Is drive sanitization now a thing of the past? 

A: No, it is still needed. Drive sanitization is now much easier; just change the DEK and all data is erased! 

How does the self-encrypting drive concept work for secure cloud storage? 

A: For the client machine that might cache data on the local machine, all data stored on the local self-encrypting drive will be encrypted and not accessible unless the Drive is unlocked. For the cloud machine that stores the data, a self-encrypting drive can be utilized to store all data for future sanitization purposes. The data transfers between the client machine and the cloud machine will likely use some existing protocol (VPN, SSL); the data that is sent to the drive will be in clear-text across the SATA or SAS interface. The data encryption for self-encrypting drives encrypts and decrypts the data in the drive (for data at rest, either at the client or in the cloud) and does not facilitate encryption for data in flight. 

What is the time difference between sanitizing an encrypted vs non-encrypted drive? 

A: The time difference depends on the size of the drive. It takes less than a second to erase/overwrite the DEK in an SED, irrespective of the capacity. It can take hours-to-days to overwrite a two-terabyte non-SED disk drive . 

I did not understand how the encryption keeps information safe if the key is on the drive as well. What prevents the drive from being moved to a new secure storage disk array? 

A: First, there is no clear text copy of any key on the drive. Second, the SED can be moved to a new secure storage disk array. However, once the SED is powered on, the drive will ask for the same credentials (the AK) to unlock the drive (decrypt the DEK) as were required on the old system. If the correct AK is not given, the DEK cannot be decrypted. Only the hash of the AK and the encrypted form of the DEK are ever stored on the drive. 

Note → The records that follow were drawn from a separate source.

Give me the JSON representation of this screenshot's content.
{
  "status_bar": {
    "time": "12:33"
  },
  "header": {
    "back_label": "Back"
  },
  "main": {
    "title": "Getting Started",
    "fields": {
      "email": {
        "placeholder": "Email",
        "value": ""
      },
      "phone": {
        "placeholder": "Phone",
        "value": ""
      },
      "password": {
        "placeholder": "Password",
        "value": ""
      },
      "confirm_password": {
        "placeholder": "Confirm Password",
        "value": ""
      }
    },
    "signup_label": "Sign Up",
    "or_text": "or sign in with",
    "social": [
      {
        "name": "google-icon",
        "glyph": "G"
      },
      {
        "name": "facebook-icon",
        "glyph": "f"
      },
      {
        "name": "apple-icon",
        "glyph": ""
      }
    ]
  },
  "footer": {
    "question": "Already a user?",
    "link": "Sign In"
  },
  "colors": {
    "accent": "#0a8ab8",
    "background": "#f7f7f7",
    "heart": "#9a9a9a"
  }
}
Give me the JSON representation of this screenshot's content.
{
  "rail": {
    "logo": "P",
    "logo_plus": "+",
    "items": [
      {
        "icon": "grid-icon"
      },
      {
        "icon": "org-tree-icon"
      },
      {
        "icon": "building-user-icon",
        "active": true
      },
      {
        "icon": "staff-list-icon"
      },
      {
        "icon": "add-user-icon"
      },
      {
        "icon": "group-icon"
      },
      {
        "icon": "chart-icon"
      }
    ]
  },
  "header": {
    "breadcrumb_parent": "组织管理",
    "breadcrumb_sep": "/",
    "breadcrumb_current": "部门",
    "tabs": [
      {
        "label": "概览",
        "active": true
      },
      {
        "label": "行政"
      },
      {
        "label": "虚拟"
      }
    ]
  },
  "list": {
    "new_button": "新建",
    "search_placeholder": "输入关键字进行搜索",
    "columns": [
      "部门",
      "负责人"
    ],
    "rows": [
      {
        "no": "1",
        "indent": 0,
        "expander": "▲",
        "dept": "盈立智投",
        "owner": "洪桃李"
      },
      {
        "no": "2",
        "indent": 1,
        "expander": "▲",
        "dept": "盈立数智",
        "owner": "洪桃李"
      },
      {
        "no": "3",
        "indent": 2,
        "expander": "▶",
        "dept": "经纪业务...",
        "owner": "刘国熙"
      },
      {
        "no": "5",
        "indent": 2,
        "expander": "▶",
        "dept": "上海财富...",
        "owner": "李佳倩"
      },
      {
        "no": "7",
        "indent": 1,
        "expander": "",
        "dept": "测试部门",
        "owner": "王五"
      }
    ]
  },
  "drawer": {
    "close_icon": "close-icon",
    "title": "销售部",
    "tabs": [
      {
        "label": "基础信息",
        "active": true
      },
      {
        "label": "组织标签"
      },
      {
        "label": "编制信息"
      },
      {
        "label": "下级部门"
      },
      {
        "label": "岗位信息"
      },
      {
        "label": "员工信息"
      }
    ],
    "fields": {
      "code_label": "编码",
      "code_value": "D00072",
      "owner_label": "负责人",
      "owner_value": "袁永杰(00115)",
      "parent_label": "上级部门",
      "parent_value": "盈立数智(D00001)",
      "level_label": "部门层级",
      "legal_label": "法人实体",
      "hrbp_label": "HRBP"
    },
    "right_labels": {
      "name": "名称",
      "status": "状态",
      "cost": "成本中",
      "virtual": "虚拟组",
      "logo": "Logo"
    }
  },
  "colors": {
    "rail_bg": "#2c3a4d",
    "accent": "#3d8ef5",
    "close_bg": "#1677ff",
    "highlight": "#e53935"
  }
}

Since the drives are always encrypting on SED, just changing the symmetric key in firmware would erase the drive, right? 

A: Yes; exactly, and this is an important advantage. To erase the drive, you simply need to change the DEK that the drive is using and overwrite/erase the previous encrypted DEK that is stored on the drive. This entire process is accomplished by issuing a single TCG command that is usually exposed by the management software as an erase button the user simply needs to select. The software usually follows that with one or more questions, asking the user if he/she is certain that the drive should be erased. 

When creating the hash, does that get stored on the drive media itself or on the dedicated IC chip? Is the hash stored in an encrypted state? How does it get read or pass the challenge-response if it is encrypted? 

A: Where the hash is stored is product dependent and not specified by the TCG standard. The hash can be stored on the drive media in an area not accessible by users. The drive’s firmware knows how to read the Hash for comparison to the hash of the submitted AK. This is the standard way that passwords are protected: store only the hash and compare hashes for authentication.